Gordon Patriarca was born into a family that loved music – dad was a jazz / blues buff and mom played piano and show tunes.
Then along came the transistor radio! Gordon and his brother were inseparable from these new portable devices as the Top 40 sounds of WLS and WCFL in Chicago became the soundtrack of their childhood.
When Gordon was in 8th grade, a friend from Ireland with older brothers introduced him to Rory Gallagher and Taste, Jethro Tull, John Mayall, Cream, Led Zeppelin, and much of the great British blues rock of the era. By the time he entered high school, Gordon was in love with the music, however had yet to pick up a bass. That was about to change soon…
His younger brother was excelling with guitar lessons, and Gordon – fired up by Jack Bruce’s incendiary musicianship – decided that playing bass would be “cool.” A neighbor kid owned a Montgomery Ward’s bass and amp that he loaned to Gordon, and he and his brother would spend hours playing 12-bar blues progressions.
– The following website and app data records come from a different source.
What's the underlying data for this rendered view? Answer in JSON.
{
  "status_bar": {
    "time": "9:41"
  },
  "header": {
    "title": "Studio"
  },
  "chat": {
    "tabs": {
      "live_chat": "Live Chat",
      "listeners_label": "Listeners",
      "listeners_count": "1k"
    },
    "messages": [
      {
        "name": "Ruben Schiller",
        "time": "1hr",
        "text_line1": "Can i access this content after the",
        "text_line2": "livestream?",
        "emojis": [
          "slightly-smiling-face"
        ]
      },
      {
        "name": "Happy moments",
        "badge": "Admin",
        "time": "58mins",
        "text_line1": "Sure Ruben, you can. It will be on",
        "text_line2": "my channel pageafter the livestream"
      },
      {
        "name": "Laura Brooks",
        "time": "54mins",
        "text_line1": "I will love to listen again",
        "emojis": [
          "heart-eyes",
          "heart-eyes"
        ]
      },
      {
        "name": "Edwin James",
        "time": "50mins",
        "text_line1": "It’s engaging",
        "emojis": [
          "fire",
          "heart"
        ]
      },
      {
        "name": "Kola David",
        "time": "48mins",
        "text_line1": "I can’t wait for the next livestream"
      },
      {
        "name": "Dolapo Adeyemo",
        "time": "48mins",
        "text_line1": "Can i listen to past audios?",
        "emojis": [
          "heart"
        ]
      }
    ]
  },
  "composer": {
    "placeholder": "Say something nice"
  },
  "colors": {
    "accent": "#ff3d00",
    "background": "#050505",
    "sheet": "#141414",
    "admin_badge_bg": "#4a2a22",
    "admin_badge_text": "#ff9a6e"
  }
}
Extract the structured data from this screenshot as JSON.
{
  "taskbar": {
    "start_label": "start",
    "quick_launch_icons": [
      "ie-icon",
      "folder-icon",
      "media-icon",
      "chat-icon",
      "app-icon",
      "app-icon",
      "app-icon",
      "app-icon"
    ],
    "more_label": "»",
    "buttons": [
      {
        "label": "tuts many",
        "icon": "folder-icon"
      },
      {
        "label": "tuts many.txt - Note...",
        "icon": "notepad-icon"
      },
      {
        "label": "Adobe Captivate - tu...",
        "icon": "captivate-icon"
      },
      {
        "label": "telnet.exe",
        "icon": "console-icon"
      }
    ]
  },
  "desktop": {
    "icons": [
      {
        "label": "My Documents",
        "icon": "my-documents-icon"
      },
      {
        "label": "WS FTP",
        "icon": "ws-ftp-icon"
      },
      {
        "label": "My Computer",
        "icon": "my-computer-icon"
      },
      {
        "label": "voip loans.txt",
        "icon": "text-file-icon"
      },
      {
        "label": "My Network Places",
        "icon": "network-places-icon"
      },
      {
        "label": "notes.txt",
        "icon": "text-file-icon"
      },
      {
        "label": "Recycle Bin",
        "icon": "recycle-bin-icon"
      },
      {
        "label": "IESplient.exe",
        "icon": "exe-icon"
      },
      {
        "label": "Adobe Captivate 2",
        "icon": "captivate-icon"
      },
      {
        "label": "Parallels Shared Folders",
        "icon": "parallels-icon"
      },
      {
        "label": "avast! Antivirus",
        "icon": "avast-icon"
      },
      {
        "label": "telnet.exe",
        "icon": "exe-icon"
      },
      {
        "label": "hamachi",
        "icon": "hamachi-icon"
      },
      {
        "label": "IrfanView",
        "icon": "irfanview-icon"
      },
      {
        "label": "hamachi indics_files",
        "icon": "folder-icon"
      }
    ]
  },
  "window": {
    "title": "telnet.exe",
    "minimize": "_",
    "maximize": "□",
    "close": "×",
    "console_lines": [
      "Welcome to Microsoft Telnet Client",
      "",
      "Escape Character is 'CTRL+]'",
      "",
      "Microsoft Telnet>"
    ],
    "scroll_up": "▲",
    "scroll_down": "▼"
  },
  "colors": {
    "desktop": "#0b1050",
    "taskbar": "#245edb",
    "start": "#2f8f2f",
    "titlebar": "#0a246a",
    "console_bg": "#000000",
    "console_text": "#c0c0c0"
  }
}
Eventually Gordon got bass, a cherry red Epiphone Newport, and joined a band with his brother while taking lessons from a pro – Paul Zibits. Gordon’s high school graduation gift was ’76 Fender Jazz bass.
Circa 1979-80, Gordon honed his craft with Trouts, which was in the Elvis Costello / Squeeze / Joe Jackson bag: melodic and hooky.
At this point, Bruce Thomas (Elvis Costello & The Attractions) became a huge influence. Regulars on the local circuit, Trouts lasted for three years.
Following Trouts, Gordon took on a rockabilly gig with Stevie Starlite’s band, followed by a blues-rock-fusion gig with Don Griffin and the Griff Band. Gordon then spent five years with The Remainders, a band that started out as a Cajun / Zydeco / New Orleans style band which morphed into an Americana / roots-rock/ pop band which released a cassette and CD.
After his tenure in The Remainders, Gordon was back on the local club circuit, and busy in the studio appearing on over forty releases. His many studio credits include albums with Yardsale and Word Bongo, Joe Pug, Kelley McCrae and Sage Francis, also recording sessions at Abbey Road Studio with Icos. Gordon also anchored European tours and recorded with Jan James.
Over a forty year span, Gordon has played thousands of gigs, including shows with Survivor, Spirit, Matt “Guitar” Murphy, Screamin’ Jay Hawkins, Sugar Blue, and Robbie Fulks, among others.
Gordon’s go-to bass for twenty years was an Ampeg AEB-1 Scroll bass that he purchased for $90.00 in 1984, and consequently modified.
These days he has a penchant for Squire Precision and Tele basses which he “hot rods” by, among other things, changing the pick ups and bridges. He also uses a custom SG Bass, and a Fender Jazz bass with DiMarzio pickups and flat wound strings. His bass rig is a Yamaha PB-1 Pre amp, run through a Peavey IPR Power Amp, into either an Eden 2×12, Sunn 1×18, Mesa 1×15, or some combination thereof.
Gordon’s playing philosophy is to focus on the groove with melodic flourishes, as well as to be intimately familiar with the style of music he is playing, and how to play it, whether it is rock, pop, country, blues, or reggae.
In addition to Jack Bruce and Bruce Thomas, his early bass influences include James Jamerson, Phil Lynott, Tony Stevens (Savoy Brown and Foghat), and Greg Ridley (Humble Pie). Later on Gordon drew inspiration from Jaco Pastorius, Colin Moulding, and Rocco Prestia.
In addition to being the Musical Director for The School of Rock, he is involved in multiple projects: Simply Elton, Simply Billy(Joel), Too Bad Company, Heroes (Bowie), Yacht Rock with the Yacht Rockettes, Rick Lindy and Dave Specter.